What follows is a set of records. Retype them exactly, leaving out the pictures.
(Data for review Opens)
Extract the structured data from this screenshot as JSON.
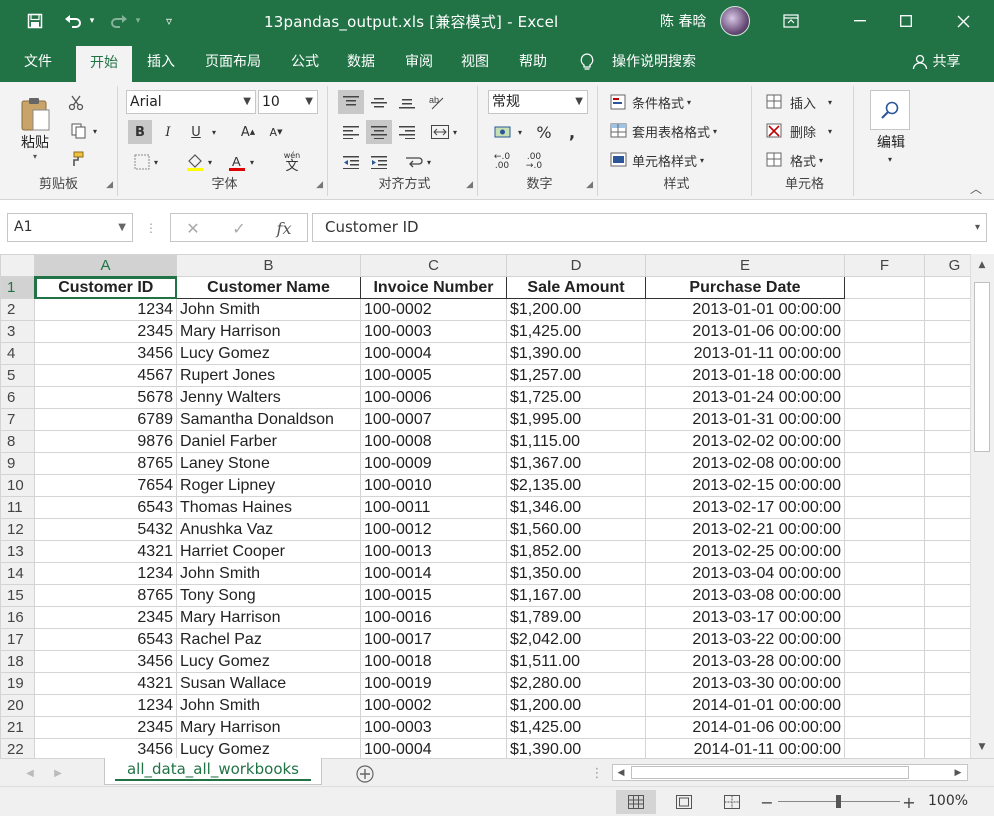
{
  "window": {
    "title": "13pandas_output.xls  [兼容模式]  -  Excel",
    "user": "陈 春晗"
  },
  "tabs": [
    "文件",
    "开始",
    "插入",
    "页面布局",
    "公式",
    "数据",
    "审阅",
    "视图",
    "帮助"
  ],
  "active_tab": "开始",
  "tell_me": "操作说明搜索",
  "share": "共享",
  "ribbon": {
    "clipboard": {
      "label": "剪贴板",
      "paste": "粘贴"
    },
    "font": {
      "label": "字体",
      "name": "Arial",
      "size": "10",
      "bold": "B",
      "italic": "I",
      "underline": "U",
      "wen": "wén"
    },
    "alignment": {
      "label": "对齐方式"
    },
    "number": {
      "label": "数字",
      "format": "常规"
    },
    "styles": {
      "label": "样式",
      "conditional": "条件格式",
      "table": "套用表格格式",
      "cell": "单元格样式"
    },
    "cells": {
      "label": "单元格",
      "insert": "插入",
      "delete": "删除",
      "format": "格式"
    },
    "editing": {
      "label": "编辑"
    }
  },
  "formula_bar": {
    "name_box": "A1",
    "content": "Customer ID",
    "fx": "fx"
  },
  "sheet": {
    "columns": [
      "A",
      "B",
      "C",
      "D",
      "E",
      "F",
      "G"
    ],
    "headers": [
      "Customer ID",
      "Customer Name",
      "Invoice Number",
      "Sale Amount",
      "Purchase Date"
    ],
    "rows": [
      [
        "1234",
        "John Smith",
        "100-0002",
        "$1,200.00",
        "2013-01-01 00:00:00"
      ],
      [
        "2345",
        "Mary Harrison",
        "100-0003",
        "$1,425.00",
        "2013-01-06 00:00:00"
      ],
      [
        "3456",
        "Lucy Gomez",
        "100-0004",
        "$1,390.00",
        "2013-01-11 00:00:00"
      ],
      [
        "4567",
        "Rupert Jones",
        "100-0005",
        "$1,257.00",
        "2013-01-18 00:00:00"
      ],
      [
        "5678",
        "Jenny Walters",
        "100-0006",
        "$1,725.00",
        "2013-01-24 00:00:00"
      ],
      [
        "6789",
        "Samantha Donaldson",
        "100-0007",
        "$1,995.00",
        "2013-01-31 00:00:00"
      ],
      [
        "9876",
        "Daniel Farber",
        "100-0008",
        "$1,115.00",
        "2013-02-02 00:00:00"
      ],
      [
        "8765",
        "Laney Stone",
        "100-0009",
        "$1,367.00",
        "2013-02-08 00:00:00"
      ],
      [
        "7654",
        "Roger Lipney",
        "100-0010",
        "$2,135.00",
        "2013-02-15 00:00:00"
      ],
      [
        "6543",
        "Thomas Haines",
        "100-0011",
        "$1,346.00",
        "2013-02-17 00:00:00"
      ],
      [
        "5432",
        "Anushka Vaz",
        "100-0012",
        "$1,560.00",
        "2013-02-21 00:00:00"
      ],
      [
        "4321",
        "Harriet Cooper",
        "100-0013",
        "$1,852.00",
        "2013-02-25 00:00:00"
      ],
      [
        "1234",
        "John Smith",
        "100-0014",
        "$1,350.00",
        "2013-03-04 00:00:00"
      ],
      [
        "8765",
        "Tony Song",
        "100-0015",
        "$1,167.00",
        "2013-03-08 00:00:00"
      ],
      [
        "2345",
        "Mary Harrison",
        "100-0016",
        "$1,789.00",
        "2013-03-17 00:00:00"
      ],
      [
        "6543",
        "Rachel Paz",
        "100-0017",
        "$2,042.00",
        "2013-03-22 00:00:00"
      ],
      [
        "3456",
        "Lucy Gomez",
        "100-0018",
        "$1,511.00",
        "2013-03-28 00:00:00"
      ],
      [
        "4321",
        "Susan Wallace",
        "100-0019",
        "$2,280.00",
        "2013-03-30 00:00:00"
      ],
      [
        "1234",
        "John Smith",
        "100-0002",
        "$1,200.00",
        "2014-01-01 00:00:00"
      ],
      [
        "2345",
        "Mary Harrison",
        "100-0003",
        "$1,425.00",
        "2014-01-06 00:00:00"
      ],
      [
        "3456",
        "Lucy Gomez",
        "100-0004",
        "$1,390.00",
        "2014-01-11 00:00:00"
      ]
    ]
  },
  "sheet_tab": "all_data_all_workbooks",
  "status": {
    "zoom": "100%"
  },
  "colors": {
    "accent": "#217346",
    "ribbon_bg": "#f3f3f3",
    "grid": "#d4d4d4"
  }
}
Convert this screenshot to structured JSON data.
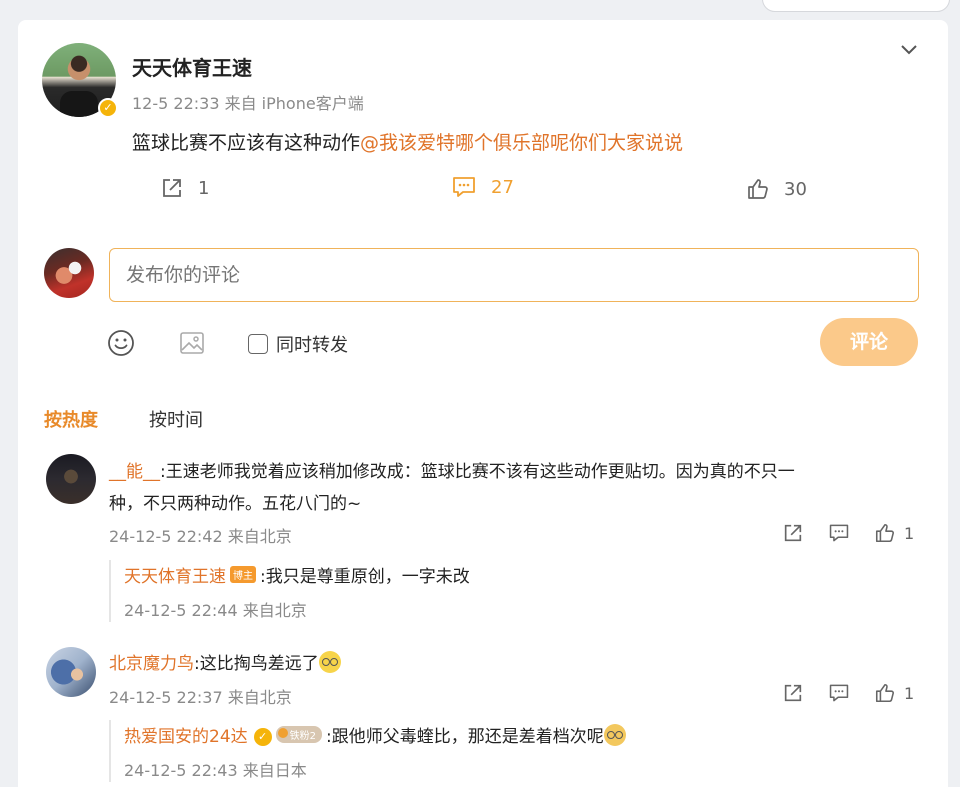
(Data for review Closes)
Answer area
Extract the structured data from this screenshot as JSON.
{
  "window": {
    "title": "13pandas_output.xls  [兼容模式]  -  Excel",
    "user": "陈 春晗"
  },
  "tabs": [
    "文件",
    "开始",
    "插入",
    "页面布局",
    "公式",
    "数据",
    "审阅",
    "视图",
    "帮助"
  ],
  "active_tab": "开始",
  "tell_me": "操作说明搜索",
  "share": "共享",
  "ribbon": {
    "clipboard": {
      "label": "剪贴板",
      "paste": "粘贴"
    },
    "font": {
      "label": "字体",
      "name": "Arial",
      "size": "10",
      "bold": "B",
      "italic": "I",
      "underline": "U",
      "wen": "wén"
    },
    "alignment": {
      "label": "对齐方式"
    },
    "number": {
      "label": "数字",
      "format": "常规"
    },
    "styles": {
      "label": "样式",
      "conditional": "条件格式",
      "table": "套用表格格式",
      "cell": "单元格样式"
    },
    "cells": {
      "label": "单元格",
      "insert": "插入",
      "delete": "删除",
      "format": "格式"
    },
    "editing": {
      "label": "编辑"
    }
  },
  "formula_bar": {
    "name_box": "A1",
    "content": "Customer ID",
    "fx": "fx"
  },
  "sheet": {
    "columns": [
      "A",
      "B",
      "C",
      "D",
      "E",
      "F",
      "G"
    ],
    "headers": [
      "Customer ID",
      "Customer Name",
      "Invoice Number",
      "Sale Amount",
      "Purchase Date"
    ],
    "rows": [
      [
        "1234",
        "John Smith",
        "100-0002",
        "$1,200.00",
        "2013-01-01 00:00:00"
      ],
      [
        "2345",
        "Mary Harrison",
        "100-0003",
        "$1,425.00",
        "2013-01-06 00:00:00"
      ],
      [
        "3456",
        "Lucy Gomez",
        "100-0004",
        "$1,390.00",
        "2013-01-11 00:00:00"
      ],
      [
        "4567",
        "Rupert Jones",
        "100-0005",
        "$1,257.00",
        "2013-01-18 00:00:00"
      ],
      [
        "5678",
        "Jenny Walters",
        "100-0006",
        "$1,725.00",
        "2013-01-24 00:00:00"
      ],
      [
        "6789",
        "Samantha Donaldson",
        "100-0007",
        "$1,995.00",
        "2013-01-31 00:00:00"
      ],
      [
        "9876",
        "Daniel Farber",
        "100-0008",
        "$1,115.00",
        "2013-02-02 00:00:00"
      ],
      [
        "8765",
        "Laney Stone",
        "100-0009",
        "$1,367.00",
        "2013-02-08 00:00:00"
      ],
      [
        "7654",
        "Roger Lipney",
        "100-0010",
        "$2,135.00",
        "2013-02-15 00:00:00"
      ],
      [
        "6543",
        "Thomas Haines",
        "100-0011",
        "$1,346.00",
        "2013-02-17 00:00:00"
      ],
      [
        "5432",
        "Anushka Vaz",
        "100-0012",
        "$1,560.00",
        "2013-02-21 00:00:00"
      ],
      [
        "4321",
        "Harriet Cooper",
        "100-0013",
        "$1,852.00",
        "2013-02-25 00:00:00"
      ],
      [
        "1234",
        "John Smith",
        "100-0014",
        "$1,350.00",
        "2013-03-04 00:00:00"
      ],
      [
        "8765",
        "Tony Song",
        "100-0015",
        "$1,167.00",
        "2013-03-08 00:00:00"
      ],
      [
        "2345",
        "Mary Harrison",
        "100-0016",
        "$1,789.00",
        "2013-03-17 00:00:00"
      ],
      [
        "6543",
        "Rachel Paz",
        "100-0017",
        "$2,042.00",
        "2013-03-22 00:00:00"
      ],
      [
        "3456",
        "Lucy Gomez",
        "100-0018",
        "$1,511.00",
        "2013-03-28 00:00:00"
      ],
      [
        "4321",
        "Susan Wallace",
        "100-0019",
        "$2,280.00",
        "2013-03-30 00:00:00"
      ],
      [
        "1234",
        "John Smith",
        "100-0002",
        "$1,200.00",
        "2014-01-01 00:00:00"
      ],
      [
        "2345",
        "Mary Harrison",
        "100-0003",
        "$1,425.00",
        "2014-01-06 00:00:00"
      ],
      [
        "3456",
        "Lucy Gomez",
        "100-0004",
        "$1,390.00",
        "2014-01-11 00:00:00"
      ]
    ]
  },
  "sheet_tab": "all_data_all_workbooks",
  "status": {
    "zoom": "100%"
  },
  "colors": {
    "accent": "#217346",
    "ribbon_bg": "#f3f3f3",
    "grid": "#d4d4d4"
  }
}
Convert this screenshot to structured JSON data.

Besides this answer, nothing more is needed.